Paper Republic is a unique resource you won’t find anywhere else on the web. Its co-founder, Nicky Harman, is a leading light of the translation community in the UK and a passionate promoter of Chinese literature and culture. She is co-Chair of the Translators Association (Society of Authors). Nicky is often away, but I managed to catch up with her for brunch on Valentine’s day to discuss the literature of a non-English speaking continent that is 4,834 miles away from this small offshore island.

Here is the Podcast of our conversation

Continue reading Podcast LIVE | In Conversation with Nicky Harman | Translating China & Top 10 Reads

Review | Fox, Anthony Gardner | Book of the Week
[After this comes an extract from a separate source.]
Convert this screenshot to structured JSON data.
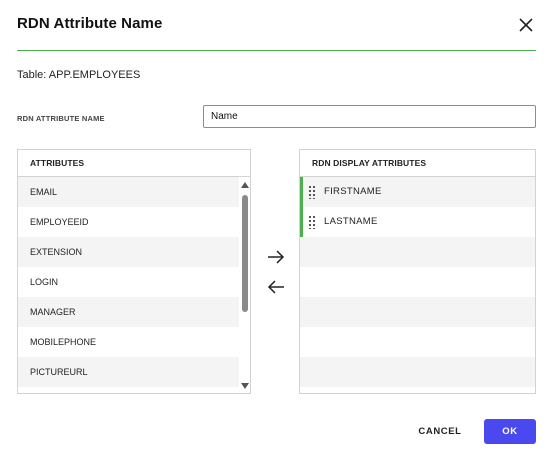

Frank and Anna’s day was one of mixed fortunes. They chased a great brute of a fox down to Chelsea Harbour, finally cornering it in the underground car park, though not before several of the residents had been reduced to hysterics; then they were called to the other end of the King’s Road, where a vixen had slipped on to a bus, bringing the traffic to a standstill as the passengers poured out on to the road. The vixen had escaped in the confusion; by the time Frank and Anna appeared on the scene, she had vanished with a chicken stolen from the Cadogan Rôtisserie.
‘Call yourself a huntsman?’ the manager shouted at Frank. ‘That’s the third fox I’ve had in here this week.’
‘Give them customer loyalty cards, mate,’ Frank replied cheerfully, ‘and don’t forget to ask for their addresses. We’ll catch them, roast them with some parsnips, and your clientele won’t know the difference.’”

What if . . . the British government struck a deal with the People’s Republic of China? And acquired new and ground-breaking technology enabling them to implant a surveillance microchip in every British citizen under the guise of having a routine injection against fox flu.

Continue reading Review | Fox, Anthony Gardner | Book of the Week